= Work to be completed =
Repeat, exactly and in full, the lines of the listing below, but without any pictures.

** Extracted entries follows **

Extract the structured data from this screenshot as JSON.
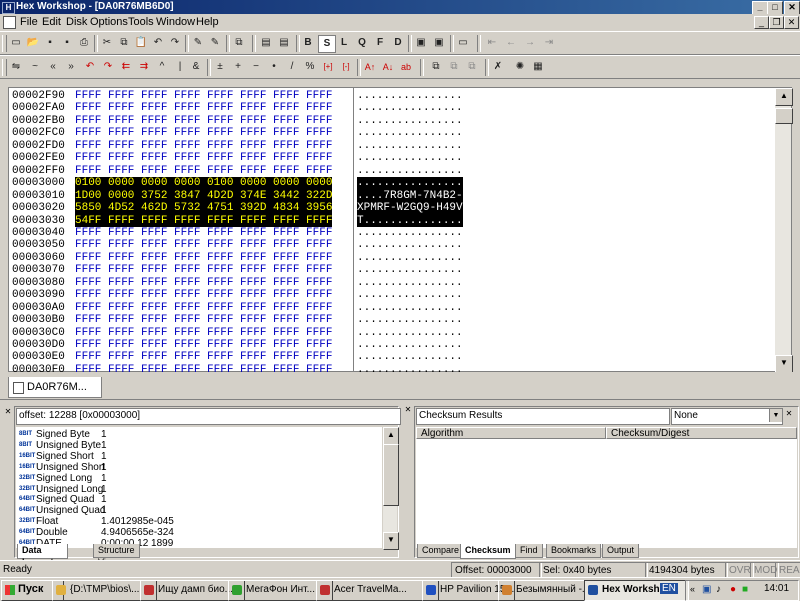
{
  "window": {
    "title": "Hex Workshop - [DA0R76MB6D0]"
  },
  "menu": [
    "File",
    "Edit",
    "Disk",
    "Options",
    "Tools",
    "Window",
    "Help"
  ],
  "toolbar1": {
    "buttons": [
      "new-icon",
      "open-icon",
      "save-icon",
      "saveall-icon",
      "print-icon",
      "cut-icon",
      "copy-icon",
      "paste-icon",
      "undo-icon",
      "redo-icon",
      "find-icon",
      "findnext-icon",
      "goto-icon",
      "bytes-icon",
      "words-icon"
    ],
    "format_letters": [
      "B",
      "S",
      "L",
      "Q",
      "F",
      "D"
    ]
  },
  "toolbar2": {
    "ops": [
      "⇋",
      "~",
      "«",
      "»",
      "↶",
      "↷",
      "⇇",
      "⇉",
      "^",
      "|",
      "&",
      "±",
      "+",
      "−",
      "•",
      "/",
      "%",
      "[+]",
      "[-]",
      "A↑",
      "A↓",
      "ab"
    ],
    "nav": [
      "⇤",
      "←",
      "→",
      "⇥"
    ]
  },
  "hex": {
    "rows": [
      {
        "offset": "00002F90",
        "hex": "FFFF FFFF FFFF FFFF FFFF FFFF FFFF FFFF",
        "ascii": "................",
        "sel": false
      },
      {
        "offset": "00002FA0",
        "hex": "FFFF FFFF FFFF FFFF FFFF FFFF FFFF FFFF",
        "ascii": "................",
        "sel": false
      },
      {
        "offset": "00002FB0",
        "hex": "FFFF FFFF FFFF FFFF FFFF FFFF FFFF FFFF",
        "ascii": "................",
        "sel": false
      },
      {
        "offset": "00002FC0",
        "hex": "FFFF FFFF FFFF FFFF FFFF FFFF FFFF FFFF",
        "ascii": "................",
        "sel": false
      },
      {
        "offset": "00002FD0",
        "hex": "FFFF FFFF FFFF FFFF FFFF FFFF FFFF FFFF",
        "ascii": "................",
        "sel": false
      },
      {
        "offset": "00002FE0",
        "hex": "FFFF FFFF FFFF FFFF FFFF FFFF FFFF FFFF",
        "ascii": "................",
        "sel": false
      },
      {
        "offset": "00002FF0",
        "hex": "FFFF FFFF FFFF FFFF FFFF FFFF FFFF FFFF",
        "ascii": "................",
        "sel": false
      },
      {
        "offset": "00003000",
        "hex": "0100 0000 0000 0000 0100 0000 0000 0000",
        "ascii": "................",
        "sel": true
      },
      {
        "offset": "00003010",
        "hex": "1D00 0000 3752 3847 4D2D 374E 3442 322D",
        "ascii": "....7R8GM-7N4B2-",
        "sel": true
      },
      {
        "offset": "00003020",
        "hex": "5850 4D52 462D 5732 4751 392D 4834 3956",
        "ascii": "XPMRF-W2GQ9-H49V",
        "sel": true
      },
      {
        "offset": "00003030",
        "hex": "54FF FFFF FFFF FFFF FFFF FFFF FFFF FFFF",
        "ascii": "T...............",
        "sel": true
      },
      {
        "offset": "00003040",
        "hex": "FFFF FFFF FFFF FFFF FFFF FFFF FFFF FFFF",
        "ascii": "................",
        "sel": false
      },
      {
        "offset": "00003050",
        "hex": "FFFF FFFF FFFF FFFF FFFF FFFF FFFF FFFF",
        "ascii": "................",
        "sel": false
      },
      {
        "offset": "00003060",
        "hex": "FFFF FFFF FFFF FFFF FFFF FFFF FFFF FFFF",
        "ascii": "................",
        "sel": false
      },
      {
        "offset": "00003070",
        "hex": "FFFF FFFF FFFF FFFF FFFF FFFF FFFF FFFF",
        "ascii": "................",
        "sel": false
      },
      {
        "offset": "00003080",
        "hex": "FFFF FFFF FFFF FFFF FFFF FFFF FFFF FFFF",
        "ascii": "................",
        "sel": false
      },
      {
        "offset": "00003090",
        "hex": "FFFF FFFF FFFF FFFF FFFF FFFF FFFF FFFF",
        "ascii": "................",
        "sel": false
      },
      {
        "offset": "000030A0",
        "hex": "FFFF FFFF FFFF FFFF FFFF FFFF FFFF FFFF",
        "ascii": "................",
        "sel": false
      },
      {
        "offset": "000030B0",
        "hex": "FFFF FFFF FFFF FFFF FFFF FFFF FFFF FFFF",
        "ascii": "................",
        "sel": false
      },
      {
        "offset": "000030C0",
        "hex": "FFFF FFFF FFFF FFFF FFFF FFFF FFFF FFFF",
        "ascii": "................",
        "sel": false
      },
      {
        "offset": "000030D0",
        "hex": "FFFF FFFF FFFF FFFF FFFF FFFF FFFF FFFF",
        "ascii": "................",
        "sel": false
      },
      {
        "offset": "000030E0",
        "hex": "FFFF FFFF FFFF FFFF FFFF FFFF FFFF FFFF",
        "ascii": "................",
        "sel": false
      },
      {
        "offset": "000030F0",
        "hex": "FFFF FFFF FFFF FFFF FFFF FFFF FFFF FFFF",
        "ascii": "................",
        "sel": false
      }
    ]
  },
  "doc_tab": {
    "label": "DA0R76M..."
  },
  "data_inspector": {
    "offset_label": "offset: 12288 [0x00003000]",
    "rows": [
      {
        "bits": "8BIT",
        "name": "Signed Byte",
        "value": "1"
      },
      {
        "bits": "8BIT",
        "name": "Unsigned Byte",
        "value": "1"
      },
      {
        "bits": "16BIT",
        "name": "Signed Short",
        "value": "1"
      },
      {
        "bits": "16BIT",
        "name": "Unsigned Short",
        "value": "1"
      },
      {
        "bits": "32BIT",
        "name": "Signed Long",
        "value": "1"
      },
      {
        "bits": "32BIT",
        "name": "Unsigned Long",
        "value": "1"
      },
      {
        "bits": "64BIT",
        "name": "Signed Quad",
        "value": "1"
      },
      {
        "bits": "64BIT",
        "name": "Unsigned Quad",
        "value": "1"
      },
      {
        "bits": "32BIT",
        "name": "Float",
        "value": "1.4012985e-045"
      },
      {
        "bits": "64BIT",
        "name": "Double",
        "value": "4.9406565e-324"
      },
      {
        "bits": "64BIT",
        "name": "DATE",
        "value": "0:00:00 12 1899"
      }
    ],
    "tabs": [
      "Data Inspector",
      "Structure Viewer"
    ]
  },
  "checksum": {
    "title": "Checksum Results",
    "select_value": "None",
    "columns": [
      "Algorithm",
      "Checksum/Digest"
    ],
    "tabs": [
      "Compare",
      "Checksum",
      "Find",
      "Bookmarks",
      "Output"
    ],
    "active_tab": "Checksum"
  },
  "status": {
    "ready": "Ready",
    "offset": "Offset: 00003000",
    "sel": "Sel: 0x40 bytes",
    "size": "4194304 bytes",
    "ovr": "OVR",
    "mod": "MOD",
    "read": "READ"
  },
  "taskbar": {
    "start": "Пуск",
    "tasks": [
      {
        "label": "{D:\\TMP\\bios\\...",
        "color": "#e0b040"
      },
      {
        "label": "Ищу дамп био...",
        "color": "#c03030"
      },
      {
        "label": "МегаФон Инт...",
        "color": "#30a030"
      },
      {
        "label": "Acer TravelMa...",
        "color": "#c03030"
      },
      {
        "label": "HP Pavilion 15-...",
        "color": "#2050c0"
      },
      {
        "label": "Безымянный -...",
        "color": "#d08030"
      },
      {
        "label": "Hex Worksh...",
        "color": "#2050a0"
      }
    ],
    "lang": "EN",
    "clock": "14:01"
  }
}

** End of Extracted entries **

= Result of this exercise =
Extract the structured data from this screenshot as JSON.
{
  "window": {
    "title": "Hex Workshop - [DA0R76MB6D0]"
  },
  "menu": [
    "File",
    "Edit",
    "Disk",
    "Options",
    "Tools",
    "Window",
    "Help"
  ],
  "toolbar1": {
    "buttons": [
      "new-icon",
      "open-icon",
      "save-icon",
      "saveall-icon",
      "print-icon",
      "cut-icon",
      "copy-icon",
      "paste-icon",
      "undo-icon",
      "redo-icon",
      "find-icon",
      "findnext-icon",
      "goto-icon",
      "bytes-icon",
      "words-icon"
    ],
    "format_letters": [
      "B",
      "S",
      "L",
      "Q",
      "F",
      "D"
    ]
  },
  "toolbar2": {
    "ops": [
      "⇋",
      "~",
      "«",
      "»",
      "↶",
      "↷",
      "⇇",
      "⇉",
      "^",
      "|",
      "&",
      "±",
      "+",
      "−",
      "•",
      "/",
      "%",
      "[+]",
      "[-]",
      "A↑",
      "A↓",
      "ab"
    ],
    "nav": [
      "⇤",
      "←",
      "→",
      "⇥"
    ]
  },
  "hex": {
    "rows": [
      {
        "offset": "00002F90",
        "hex": "FFFF FFFF FFFF FFFF FFFF FFFF FFFF FFFF",
        "ascii": "................",
        "sel": false
      },
      {
        "offset": "00002FA0",
        "hex": "FFFF FFFF FFFF FFFF FFFF FFFF FFFF FFFF",
        "ascii": "................",
        "sel": false
      },
      {
        "offset": "00002FB0",
        "hex": "FFFF FFFF FFFF FFFF FFFF FFFF FFFF FFFF",
        "ascii": "................",
        "sel": false
      },
      {
        "offset": "00002FC0",
        "hex": "FFFF FFFF FFFF FFFF FFFF FFFF FFFF FFFF",
        "ascii": "................",
        "sel": false
      },
      {
        "offset": "00002FD0",
        "hex": "FFFF FFFF FFFF FFFF FFFF FFFF FFFF FFFF",
        "ascii": "................",
        "sel": false
      },
      {
        "offset": "00002FE0",
        "hex": "FFFF FFFF FFFF FFFF FFFF FFFF FFFF FFFF",
        "ascii": "................",
        "sel": false
      },
      {
        "offset": "00002FF0",
        "hex": "FFFF FFFF FFFF FFFF FFFF FFFF FFFF FFFF",
        "ascii": "................",
        "sel": false
      },
      {
        "offset": "00003000",
        "hex": "0100 0000 0000 0000 0100 0000 0000 0000",
        "ascii": "................",
        "sel": true
      },
      {
        "offset": "00003010",
        "hex": "1D00 0000 3752 3847 4D2D 374E 3442 322D",
        "ascii": "....7R8GM-7N4B2-",
        "sel": true
      },
      {
        "offset": "00003020",
        "hex": "5850 4D52 462D 5732 4751 392D 4834 3956",
        "ascii": "XPMRF-W2GQ9-H49V",
        "sel": true
      },
      {
        "offset": "00003030",
        "hex": "54FF FFFF FFFF FFFF FFFF FFFF FFFF FFFF",
        "ascii": "T...............",
        "sel": true
      },
      {
        "offset": "00003040",
        "hex": "FFFF FFFF FFFF FFFF FFFF FFFF FFFF FFFF",
        "ascii": "................",
        "sel": false
      },
      {
        "offset": "00003050",
        "hex": "FFFF FFFF FFFF FFFF FFFF FFFF FFFF FFFF",
        "ascii": "................",
        "sel": false
      },
      {
        "offset": "00003060",
        "hex": "FFFF FFFF FFFF FFFF FFFF FFFF FFFF FFFF",
        "ascii": "................",
        "sel": false
      },
      {
        "offset": "00003070",
        "hex": "FFFF FFFF FFFF FFFF FFFF FFFF FFFF FFFF",
        "ascii": "................",
        "sel": false
      },
      {
        "offset": "00003080",
        "hex": "FFFF FFFF FFFF FFFF FFFF FFFF FFFF FFFF",
        "ascii": "................",
        "sel": false
      },
      {
        "offset": "00003090",
        "hex": "FFFF FFFF FFFF FFFF FFFF FFFF FFFF FFFF",
        "ascii": "................",
        "sel": false
      },
      {
        "offset": "000030A0",
        "hex": "FFFF FFFF FFFF FFFF FFFF FFFF FFFF FFFF",
        "ascii": "................",
        "sel": false
      },
      {
        "offset": "000030B0",
        "hex": "FFFF FFFF FFFF FFFF FFFF FFFF FFFF FFFF",
        "ascii": "................",
        "sel": false
      },
      {
        "offset": "000030C0",
        "hex": "FFFF FFFF FFFF FFFF FFFF FFFF FFFF FFFF",
        "ascii": "................",
        "sel": false
      },
      {
        "offset": "000030D0",
        "hex": "FFFF FFFF FFFF FFFF FFFF FFFF FFFF FFFF",
        "ascii": "................",
        "sel": false
      },
      {
        "offset": "000030E0",
        "hex": "FFFF FFFF FFFF FFFF FFFF FFFF FFFF FFFF",
        "ascii": "................",
        "sel": false
      },
      {
        "offset": "000030F0",
        "hex": "FFFF FFFF FFFF FFFF FFFF FFFF FFFF FFFF",
        "ascii": "................",
        "sel": false
      }
    ]
  },
  "doc_tab": {
    "label": "DA0R76M..."
  },
  "data_inspector": {
    "offset_label": "offset: 12288 [0x00003000]",
    "rows": [
      {
        "bits": "8BIT",
        "name": "Signed Byte",
        "value": "1"
      },
      {
        "bits": "8BIT",
        "name": "Unsigned Byte",
        "value": "1"
      },
      {
        "bits": "16BIT",
        "name": "Signed Short",
        "value": "1"
      },
      {
        "bits": "16BIT",
        "name": "Unsigned Short",
        "value": "1"
      },
      {
        "bits": "32BIT",
        "name": "Signed Long",
        "value": "1"
      },
      {
        "bits": "32BIT",
        "name": "Unsigned Long",
        "value": "1"
      },
      {
        "bits": "64BIT",
        "name": "Signed Quad",
        "value": "1"
      },
      {
        "bits": "64BIT",
        "name": "Unsigned Quad",
        "value": "1"
      },
      {
        "bits": "32BIT",
        "name": "Float",
        "value": "1.4012985e-045"
      },
      {
        "bits": "64BIT",
        "name": "Double",
        "value": "4.9406565e-324"
      },
      {
        "bits": "64BIT",
        "name": "DATE",
        "value": "0:00:00 12 1899"
      }
    ],
    "tabs": [
      "Data Inspector",
      "Structure Viewer"
    ]
  },
  "checksum": {
    "title": "Checksum Results",
    "select_value": "None",
    "columns": [
      "Algorithm",
      "Checksum/Digest"
    ],
    "tabs": [
      "Compare",
      "Checksum",
      "Find",
      "Bookmarks",
      "Output"
    ],
    "active_tab": "Checksum"
  },
  "status": {
    "ready": "Ready",
    "offset": "Offset: 00003000",
    "sel": "Sel: 0x40 bytes",
    "size": "4194304 bytes",
    "ovr": "OVR",
    "mod": "MOD",
    "read": "READ"
  },
  "taskbar": {
    "start": "Пуск",
    "tasks": [
      {
        "label": "{D:\\TMP\\bios\\...",
        "color": "#e0b040"
      },
      {
        "label": "Ищу дамп био...",
        "color": "#c03030"
      },
      {
        "label": "МегаФон Инт...",
        "color": "#30a030"
      },
      {
        "label": "Acer TravelMa...",
        "color": "#c03030"
      },
      {
        "label": "HP Pavilion 15-...",
        "color": "#2050c0"
      },
      {
        "label": "Безымянный -...",
        "color": "#d08030"
      },
      {
        "label": "Hex Worksh...",
        "color": "#2050a0"
      }
    ],
    "lang": "EN",
    "clock": "14:01"
  }
}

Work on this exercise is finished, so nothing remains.